Friday 15 January 2021

A Middlesex Biggish Year?

Up until last year, I never really wanted to limit myself to just Middlesex County. It seemed like a pretty boring place. I would look at the historical records and think to myself "the good old days are long behind us now". Then we had 2020, when all of a sudden the "good old days" were starting to happen again. I added over 20 species to my county list, a feat I thought would be impossible. Having such good birding in 2020, especially in the fall, lit a fire under me. I wanted to see what else I could turn up. 

And so, my initial plans at the start of 2021 of just trying to see some birds early on and then lay off morphed into a plan to try and see as many birds as I could in the span of one calendar year.

Some may call it a "big year", but I'm more going to call my little attempt a "biggish year". I'm not going for any record (which is like 247 or 248 by the way, set by Bill Lindley in 2020), I just want to have some fun. I know I'll be in the county full time until at least the end of June, so why not? After that, we'll have to see what goes on (I have hopes and dreams that take me out of Middlesex I wish to accomplish, but with the current state of the world, only time will tell how realistic they are!) Chances are I'll get in some birding in the latter half of the year as well.

It seems whenever someone wants to do a year listing attempt, they make up some codes, usually ranging one through six. These detail the likelihood one is to see a certain bird that year. I made up some of my own. They aren't perfect, but I think they'll work for my purposes.

Code 1 

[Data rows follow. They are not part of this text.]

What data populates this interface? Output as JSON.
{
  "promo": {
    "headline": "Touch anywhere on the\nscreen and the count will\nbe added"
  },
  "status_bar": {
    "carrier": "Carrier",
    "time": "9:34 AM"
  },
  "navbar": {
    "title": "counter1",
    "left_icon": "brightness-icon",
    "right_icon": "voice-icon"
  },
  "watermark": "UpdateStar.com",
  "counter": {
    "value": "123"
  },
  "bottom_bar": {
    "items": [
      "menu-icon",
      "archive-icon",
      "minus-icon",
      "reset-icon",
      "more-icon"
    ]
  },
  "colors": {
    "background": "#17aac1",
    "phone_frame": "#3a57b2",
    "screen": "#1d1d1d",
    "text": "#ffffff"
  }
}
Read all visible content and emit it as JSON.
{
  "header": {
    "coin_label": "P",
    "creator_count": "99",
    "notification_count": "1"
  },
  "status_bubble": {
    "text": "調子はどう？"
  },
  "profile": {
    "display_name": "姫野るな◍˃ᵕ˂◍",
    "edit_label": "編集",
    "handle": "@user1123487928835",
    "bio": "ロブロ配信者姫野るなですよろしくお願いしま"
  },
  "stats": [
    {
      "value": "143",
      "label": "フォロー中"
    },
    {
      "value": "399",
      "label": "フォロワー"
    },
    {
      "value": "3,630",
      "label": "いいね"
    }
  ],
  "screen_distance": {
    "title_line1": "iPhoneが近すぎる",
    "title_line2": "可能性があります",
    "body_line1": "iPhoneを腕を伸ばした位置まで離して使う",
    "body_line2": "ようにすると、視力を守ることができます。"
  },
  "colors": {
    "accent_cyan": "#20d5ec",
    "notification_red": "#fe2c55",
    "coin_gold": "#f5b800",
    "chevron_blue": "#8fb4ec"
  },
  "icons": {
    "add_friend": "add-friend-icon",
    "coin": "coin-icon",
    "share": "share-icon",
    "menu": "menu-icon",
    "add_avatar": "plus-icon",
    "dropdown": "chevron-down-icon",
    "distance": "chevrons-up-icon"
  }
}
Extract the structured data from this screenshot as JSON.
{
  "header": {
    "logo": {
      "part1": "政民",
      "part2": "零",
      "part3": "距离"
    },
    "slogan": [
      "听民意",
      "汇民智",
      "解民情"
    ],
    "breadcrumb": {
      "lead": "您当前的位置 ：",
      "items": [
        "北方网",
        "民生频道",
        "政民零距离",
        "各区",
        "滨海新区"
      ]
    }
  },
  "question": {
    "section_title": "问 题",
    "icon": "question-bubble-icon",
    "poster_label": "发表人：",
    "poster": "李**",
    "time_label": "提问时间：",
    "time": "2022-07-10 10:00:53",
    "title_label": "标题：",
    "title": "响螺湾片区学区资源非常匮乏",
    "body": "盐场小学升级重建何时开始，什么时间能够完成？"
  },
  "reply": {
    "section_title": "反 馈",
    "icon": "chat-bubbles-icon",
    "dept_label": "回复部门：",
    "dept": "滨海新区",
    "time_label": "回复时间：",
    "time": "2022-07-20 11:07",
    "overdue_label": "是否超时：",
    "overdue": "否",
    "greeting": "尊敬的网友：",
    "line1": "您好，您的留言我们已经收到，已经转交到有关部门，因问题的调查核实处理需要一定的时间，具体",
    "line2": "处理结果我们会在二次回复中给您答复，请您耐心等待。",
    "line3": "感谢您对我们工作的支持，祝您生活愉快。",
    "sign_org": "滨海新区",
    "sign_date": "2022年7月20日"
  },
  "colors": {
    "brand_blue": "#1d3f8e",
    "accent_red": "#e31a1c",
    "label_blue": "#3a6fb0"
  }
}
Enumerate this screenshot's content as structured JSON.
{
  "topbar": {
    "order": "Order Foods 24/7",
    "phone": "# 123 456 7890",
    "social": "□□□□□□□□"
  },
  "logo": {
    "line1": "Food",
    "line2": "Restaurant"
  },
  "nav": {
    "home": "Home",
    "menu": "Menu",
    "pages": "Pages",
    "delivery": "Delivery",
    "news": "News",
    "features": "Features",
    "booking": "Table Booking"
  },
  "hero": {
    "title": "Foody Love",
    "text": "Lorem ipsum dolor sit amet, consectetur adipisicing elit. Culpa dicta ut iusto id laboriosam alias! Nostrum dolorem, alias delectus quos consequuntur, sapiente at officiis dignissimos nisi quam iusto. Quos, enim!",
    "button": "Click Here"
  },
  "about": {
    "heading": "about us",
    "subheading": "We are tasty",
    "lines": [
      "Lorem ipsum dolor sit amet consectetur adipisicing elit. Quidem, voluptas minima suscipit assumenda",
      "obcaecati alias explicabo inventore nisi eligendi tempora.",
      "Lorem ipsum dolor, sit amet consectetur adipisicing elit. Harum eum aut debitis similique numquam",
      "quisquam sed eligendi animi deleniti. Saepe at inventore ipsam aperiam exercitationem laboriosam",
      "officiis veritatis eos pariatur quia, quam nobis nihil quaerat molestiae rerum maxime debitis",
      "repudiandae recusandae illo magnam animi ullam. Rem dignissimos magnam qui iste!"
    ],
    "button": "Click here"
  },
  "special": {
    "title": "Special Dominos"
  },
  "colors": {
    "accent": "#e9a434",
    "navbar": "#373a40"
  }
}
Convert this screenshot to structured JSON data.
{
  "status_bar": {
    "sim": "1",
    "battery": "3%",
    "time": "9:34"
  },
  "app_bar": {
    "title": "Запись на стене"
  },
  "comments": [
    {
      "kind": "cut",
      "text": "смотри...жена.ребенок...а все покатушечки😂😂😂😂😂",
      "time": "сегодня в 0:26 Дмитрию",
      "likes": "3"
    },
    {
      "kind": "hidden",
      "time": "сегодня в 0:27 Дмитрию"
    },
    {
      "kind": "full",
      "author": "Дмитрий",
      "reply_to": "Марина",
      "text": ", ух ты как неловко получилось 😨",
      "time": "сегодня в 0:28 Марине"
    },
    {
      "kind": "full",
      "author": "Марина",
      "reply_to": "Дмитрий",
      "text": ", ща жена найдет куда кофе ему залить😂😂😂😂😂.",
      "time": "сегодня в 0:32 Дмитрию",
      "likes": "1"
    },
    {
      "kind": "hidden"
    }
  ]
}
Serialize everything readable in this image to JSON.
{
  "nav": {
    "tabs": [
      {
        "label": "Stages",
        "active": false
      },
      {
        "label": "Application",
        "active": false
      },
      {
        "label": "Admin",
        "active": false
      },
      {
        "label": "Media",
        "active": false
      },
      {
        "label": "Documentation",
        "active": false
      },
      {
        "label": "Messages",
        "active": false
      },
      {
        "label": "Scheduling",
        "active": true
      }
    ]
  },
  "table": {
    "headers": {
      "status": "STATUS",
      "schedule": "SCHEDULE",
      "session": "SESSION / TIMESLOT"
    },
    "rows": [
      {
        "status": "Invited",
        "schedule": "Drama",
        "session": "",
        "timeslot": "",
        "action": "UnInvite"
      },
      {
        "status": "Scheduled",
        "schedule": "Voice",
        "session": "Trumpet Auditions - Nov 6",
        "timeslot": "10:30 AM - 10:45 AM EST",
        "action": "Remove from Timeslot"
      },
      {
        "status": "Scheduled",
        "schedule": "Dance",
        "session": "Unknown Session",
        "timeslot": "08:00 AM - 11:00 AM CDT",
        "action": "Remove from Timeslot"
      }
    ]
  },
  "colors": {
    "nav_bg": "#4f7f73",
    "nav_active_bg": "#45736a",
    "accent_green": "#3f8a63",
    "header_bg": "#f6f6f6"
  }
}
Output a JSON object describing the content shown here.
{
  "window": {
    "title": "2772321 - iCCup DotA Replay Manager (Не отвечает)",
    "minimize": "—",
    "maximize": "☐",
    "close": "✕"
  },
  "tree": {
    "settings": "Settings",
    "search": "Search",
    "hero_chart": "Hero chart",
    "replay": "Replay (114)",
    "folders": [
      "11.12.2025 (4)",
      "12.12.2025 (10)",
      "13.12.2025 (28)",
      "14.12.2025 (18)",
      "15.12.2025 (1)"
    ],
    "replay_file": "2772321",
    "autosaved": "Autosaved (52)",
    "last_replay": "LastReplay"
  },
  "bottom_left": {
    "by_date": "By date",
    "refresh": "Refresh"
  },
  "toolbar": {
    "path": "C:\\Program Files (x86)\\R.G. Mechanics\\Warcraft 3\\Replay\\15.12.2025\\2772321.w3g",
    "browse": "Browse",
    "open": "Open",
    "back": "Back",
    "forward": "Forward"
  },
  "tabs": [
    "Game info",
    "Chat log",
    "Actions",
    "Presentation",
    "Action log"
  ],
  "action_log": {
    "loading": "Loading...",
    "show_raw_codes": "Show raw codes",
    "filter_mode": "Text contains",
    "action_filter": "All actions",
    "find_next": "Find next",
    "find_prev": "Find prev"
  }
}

These are the commoners. Just by birding, I am pretty much guaranteed to come across them at some point in the year. There are 129 species in this category, and includes things such as  Canada Goose, Killdeer, Red-tailed Hawk, Eastern Phoebe, Tree Swallow, Song Sparrow, and Yellow Warbler.

Code 2

These are the more uncommon birds that usually require special effort or to get somewhat lucky to stumble across them. They aren't necessarily rare, but I may only come across a few of them in the year. Most are probably guaranteed in a good year. There are 63 species in this category, which includes Horned Grebe, Virginia Rail, Great Black-backed Gull, Gray-cheeked Thrush, Fox Sparrow, and Canada Warbler. 

 Code 3

These are typically annual or almost annual birds, but there are usually only a few records of them each year in the county. Rarer breeders that are more restricted to where they breed, or are uncommon in the areas where they breed, are included here. There are 34 species in this category, including Trumpeter Swan, Ruffed Grouse, American Bittern, Red-shouldered Hawk, and Acadian Flycatcher.

Code 4

These are the rarities. They cannot be expected to be recorded annually. A few of these are irruptive species (winter finches), while others are genuine rarities that may stir up interest from the birding community, even outside of our local one. There are 49 species designated under this code, including Greater White-fronted Goose, Black Scoter, Eared Grebe, Ruddy Turnstone, Wilson's Phalarope, Sedge Wren, White-winged Crossbill, and Summer Tanager.

Code 5

These are the birds that would make my whole year if I saw one. These are the rarest of the rare, with less than five records since 1963 (which is the furthest back in the records I can go for most species, although some earlier dates are included in the spreadsheet). Birds that are also deemed to be highly improbable as a result of loss of habitat or a population decline (ie Western Meadowlark) are also under this code. There are 65 species in this category including Brant, Rufous Hummingbird, Yellow Rail, Marbled Godwit, Glossy Ibis, Mountain Bluebird, and Kirtland's Warbler. 

Code 6 and Introduced/Non-countable

Code 6 belongs to our extinct species, Passenger Pigeon. Two species, Northern Bobwhite and Gray Partridge are non-countable. An exception may be made for Ring-necked Pheasant, but only in certain circumstances may it be deemed "good enough".

For reference, in 2020 when I saw 224 species, the breakdown was this:

Code 1: 128

Code 2: 59 

Code 3: 21

Code 4: 13

Code 5: 3

It will be tough to beat! 

So, what's a good goal? It is hard to say right now! Some years, such as last years, the birding is great (which is what I hope happens again), and others, birders trying for a high year list struggle to break 200. I think we'll have to play it by ear, but in the event of a "good year", I think anything in the vicinity of 220 is respectable! 

This should be fun. Lets see what happens...